|Comic trade paperback, 133 pages|
Published 1996 (contents: 1994)
Borrowed from the library
Read June 2011
Writer: James Robinson
Artists: Teddy Kristiansen, Peter Snejbjerg, Michael Zulli, Steve Yeowell
Colors: Daniel Vozzo
Lettering: Richard Starkings
This isn't the first Sandman spin-off-- it's predated by the launch of Sandman Mystery Theatre and the first Death miniseries-- but it's kinda the first standalone one. (I say "kinda" because it did garner a sequel, but said sequel was never collected in trade paperback.) Its subject is a little odd, though; I refused to believe that any Sandman fans were clamoring for a return of the Three Fates or the Three Witches or the Three Goddesses or whatever they were. (I mean, they don't even have clear names.) They would just pop up sporadically and be cryptic; I think they had a role in the finale, but maybe the Three Furies were something separate? I don't know and I don't really care.
The story opens with a Pict barbarian coming to Londinium and raping a Roman woman. She's a priestess of the Triple Goddess, though, and lets off a prayer as she dies. Too late to save herself, but the Triple Goddess decide that she will get her revenge: when she and her killer are next reincarnated in the London area, her killer will die. This takes over a millennium, but finally a young maiden is due to marry a guy who turns out to be a rapist. She's secretly a witch, and so is he, and though the Triple Goddess try their best, it doesn't quite come together, everyone dies, and no revenge is had. At this point, I wasn't really into the story either way-- didn't hate it, didn't love it. Did kinda wonder what the point was. (Except that the introduction had told me, but I'll come back to that later.)
So they're left to try again in 1842, where for some reason the priestess has been reincarnated as a man-- and not just any man, but Sir Richard F. Burton (though he's no "sir" yet). What? This just seemed bizarre to me. The killer is actually his mother's lover, and willingly so. Richard Burton is chastised by her for not allowing her her sexual freedom. But he chases the lover anyway and, whoops, the lover rapes Burton. I guess because he's just so evil? Then Burton meets up with gypsies, who teach him sex magic or something (you know gypsies) and then he finds the lover, but doesn't kill him, and goes on to be imperialist bastard we all know and love.
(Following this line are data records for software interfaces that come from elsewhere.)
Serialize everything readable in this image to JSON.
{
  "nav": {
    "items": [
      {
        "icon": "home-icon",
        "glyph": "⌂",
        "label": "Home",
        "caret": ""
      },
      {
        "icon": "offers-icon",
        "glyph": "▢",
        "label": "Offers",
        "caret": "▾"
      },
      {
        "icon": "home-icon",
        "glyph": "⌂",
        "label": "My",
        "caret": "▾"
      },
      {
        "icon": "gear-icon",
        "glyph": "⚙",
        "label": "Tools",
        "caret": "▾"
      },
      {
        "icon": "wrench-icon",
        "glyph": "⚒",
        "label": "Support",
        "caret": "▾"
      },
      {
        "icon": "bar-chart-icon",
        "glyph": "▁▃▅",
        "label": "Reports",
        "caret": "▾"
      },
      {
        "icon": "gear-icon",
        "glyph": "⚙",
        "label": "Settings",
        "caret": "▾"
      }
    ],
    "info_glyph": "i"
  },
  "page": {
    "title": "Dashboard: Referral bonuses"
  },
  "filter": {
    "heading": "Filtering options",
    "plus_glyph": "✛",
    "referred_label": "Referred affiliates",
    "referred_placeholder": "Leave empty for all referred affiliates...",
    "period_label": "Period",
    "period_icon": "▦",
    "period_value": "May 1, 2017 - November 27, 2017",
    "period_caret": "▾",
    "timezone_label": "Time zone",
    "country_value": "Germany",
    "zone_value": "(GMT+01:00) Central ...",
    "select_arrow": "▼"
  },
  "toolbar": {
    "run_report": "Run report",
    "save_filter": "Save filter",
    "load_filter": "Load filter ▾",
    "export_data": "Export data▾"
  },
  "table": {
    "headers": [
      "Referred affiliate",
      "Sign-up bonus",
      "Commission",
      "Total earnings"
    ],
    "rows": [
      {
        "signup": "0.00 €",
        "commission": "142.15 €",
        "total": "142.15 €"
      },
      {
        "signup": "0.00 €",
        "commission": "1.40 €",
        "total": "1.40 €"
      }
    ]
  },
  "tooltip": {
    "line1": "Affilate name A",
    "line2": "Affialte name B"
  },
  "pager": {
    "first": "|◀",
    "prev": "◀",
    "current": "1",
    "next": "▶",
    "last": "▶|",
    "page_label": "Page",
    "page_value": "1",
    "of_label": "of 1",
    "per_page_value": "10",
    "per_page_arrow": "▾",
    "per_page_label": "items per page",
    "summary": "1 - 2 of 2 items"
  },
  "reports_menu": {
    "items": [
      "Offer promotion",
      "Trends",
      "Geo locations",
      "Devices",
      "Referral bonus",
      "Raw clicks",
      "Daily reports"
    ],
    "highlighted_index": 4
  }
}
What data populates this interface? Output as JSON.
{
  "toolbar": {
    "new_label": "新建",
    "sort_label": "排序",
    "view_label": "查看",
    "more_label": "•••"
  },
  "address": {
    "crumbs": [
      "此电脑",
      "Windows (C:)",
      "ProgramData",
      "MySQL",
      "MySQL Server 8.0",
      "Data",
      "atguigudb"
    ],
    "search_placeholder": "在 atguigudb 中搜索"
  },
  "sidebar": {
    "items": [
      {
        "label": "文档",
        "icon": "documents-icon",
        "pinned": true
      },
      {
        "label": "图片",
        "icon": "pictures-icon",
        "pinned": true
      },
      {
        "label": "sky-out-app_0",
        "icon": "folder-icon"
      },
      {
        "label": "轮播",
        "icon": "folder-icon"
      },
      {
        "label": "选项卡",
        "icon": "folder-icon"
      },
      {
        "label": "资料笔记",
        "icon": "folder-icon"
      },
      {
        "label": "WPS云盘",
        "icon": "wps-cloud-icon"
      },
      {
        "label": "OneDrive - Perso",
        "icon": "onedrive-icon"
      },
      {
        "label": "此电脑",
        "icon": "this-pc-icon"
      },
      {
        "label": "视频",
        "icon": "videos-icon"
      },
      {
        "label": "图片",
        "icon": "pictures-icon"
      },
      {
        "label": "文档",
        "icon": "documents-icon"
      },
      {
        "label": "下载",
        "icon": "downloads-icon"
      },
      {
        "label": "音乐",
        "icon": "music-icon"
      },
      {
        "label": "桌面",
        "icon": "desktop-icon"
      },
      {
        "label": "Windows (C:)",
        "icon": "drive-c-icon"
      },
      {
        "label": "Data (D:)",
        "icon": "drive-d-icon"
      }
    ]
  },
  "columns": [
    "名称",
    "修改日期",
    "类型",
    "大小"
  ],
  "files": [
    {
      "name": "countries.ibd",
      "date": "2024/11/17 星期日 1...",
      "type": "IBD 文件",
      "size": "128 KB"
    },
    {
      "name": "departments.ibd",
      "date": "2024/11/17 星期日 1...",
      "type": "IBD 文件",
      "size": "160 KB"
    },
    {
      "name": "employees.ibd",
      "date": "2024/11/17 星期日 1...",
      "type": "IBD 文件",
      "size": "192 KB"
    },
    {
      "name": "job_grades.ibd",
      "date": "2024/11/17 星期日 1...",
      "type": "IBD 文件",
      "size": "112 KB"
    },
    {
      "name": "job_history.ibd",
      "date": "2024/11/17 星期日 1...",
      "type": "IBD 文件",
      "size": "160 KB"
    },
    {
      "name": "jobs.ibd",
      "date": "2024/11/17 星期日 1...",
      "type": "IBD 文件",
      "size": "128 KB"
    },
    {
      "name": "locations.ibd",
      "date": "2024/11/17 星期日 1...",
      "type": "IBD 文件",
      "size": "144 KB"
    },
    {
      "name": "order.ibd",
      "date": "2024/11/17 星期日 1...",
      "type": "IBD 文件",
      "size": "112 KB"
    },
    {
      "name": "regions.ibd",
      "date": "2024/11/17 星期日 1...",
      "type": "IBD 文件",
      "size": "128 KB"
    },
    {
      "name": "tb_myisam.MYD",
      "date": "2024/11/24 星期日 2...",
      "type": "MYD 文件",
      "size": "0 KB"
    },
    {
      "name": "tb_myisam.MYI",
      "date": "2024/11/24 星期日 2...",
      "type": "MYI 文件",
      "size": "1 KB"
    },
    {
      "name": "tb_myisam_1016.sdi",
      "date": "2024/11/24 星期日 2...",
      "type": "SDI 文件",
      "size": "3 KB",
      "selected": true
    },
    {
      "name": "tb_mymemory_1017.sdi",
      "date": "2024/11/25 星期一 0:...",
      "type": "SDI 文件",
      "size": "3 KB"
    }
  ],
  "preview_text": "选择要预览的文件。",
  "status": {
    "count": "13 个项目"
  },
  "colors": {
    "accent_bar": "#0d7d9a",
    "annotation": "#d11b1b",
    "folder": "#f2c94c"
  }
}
And who wrote awful, dull travelogues.
The last bit brings us to the 1990s, when the priestess is now an old lady, and the barbarian is her baby-raping, wife-mind-controlling, priest-killing warlock son-in-law. Because he just wasn't evil enough? It's starting to get over the top at this point. Anyway, the grandma wins, and the Triple Goddess sentences him to be reincarnated throughout the past as the victim of every sex crime ever. Leaving aside the fact that "sex crime" sounds a bit too 20th-century in the mouth of a pagan goddess, it's just what!? I don't even understand what this is supposed to mean. Does it make rape into an empowering act for women? Or is it poetic justice (because raping men is funny maybe)? Or something? God, how bizarre. The book tries to pull back from it by having one of the Goddesses say "I actually started wondering if the matter deserved all the fuss we'd given it," but you know, that ending still exists!
Like Black Orchid (it must be a Vertigo thing), this collection contains a fawning introduction from someone I've never heard of, but I think is supposed to be famous maybe, Penelope Spheeris. Spheeris describes the book as creating "a comic-book world for those who are evolved enough to know that ultimately there is justice in the world." There's nothing evolved about this book! It depicts men as eternal rapists and women as eternal victims, whose best outcome for "justice" is that the men can secretly be the victims of the rapes they commit. She also claims that it shows the power of women as "immeasurably strong and immeasurably subtle," though I feel like being victimized through the millennia is pretty much neither. And lastly, she's quick to claim that men will like this book too even if it is all about female power (really?) because the stories "are sexually titillating without being sexist. They are sometimes erotic, but in an artful, beautiful way... and in a way that allows the WitchCraft women to keep their power and their moral strength." WHAT!? Did we read the same book? Because in the book I read, every sex act bar two is coerced. This book is not remotely titillating-- sex is nasty, brutish, and short, a means to an end for one or both parties in every case. None of the participants are ever drawn attractively. And let's not even talk about the assumption that "boys and men alike" need sex on display to enjoy a story about women anyway...
I freely admit that Penelope Spheeris's introduction is not James Robinson's fault. But it does show the same warped, unpleasant set of values that seems to underly this entire book. Ugh.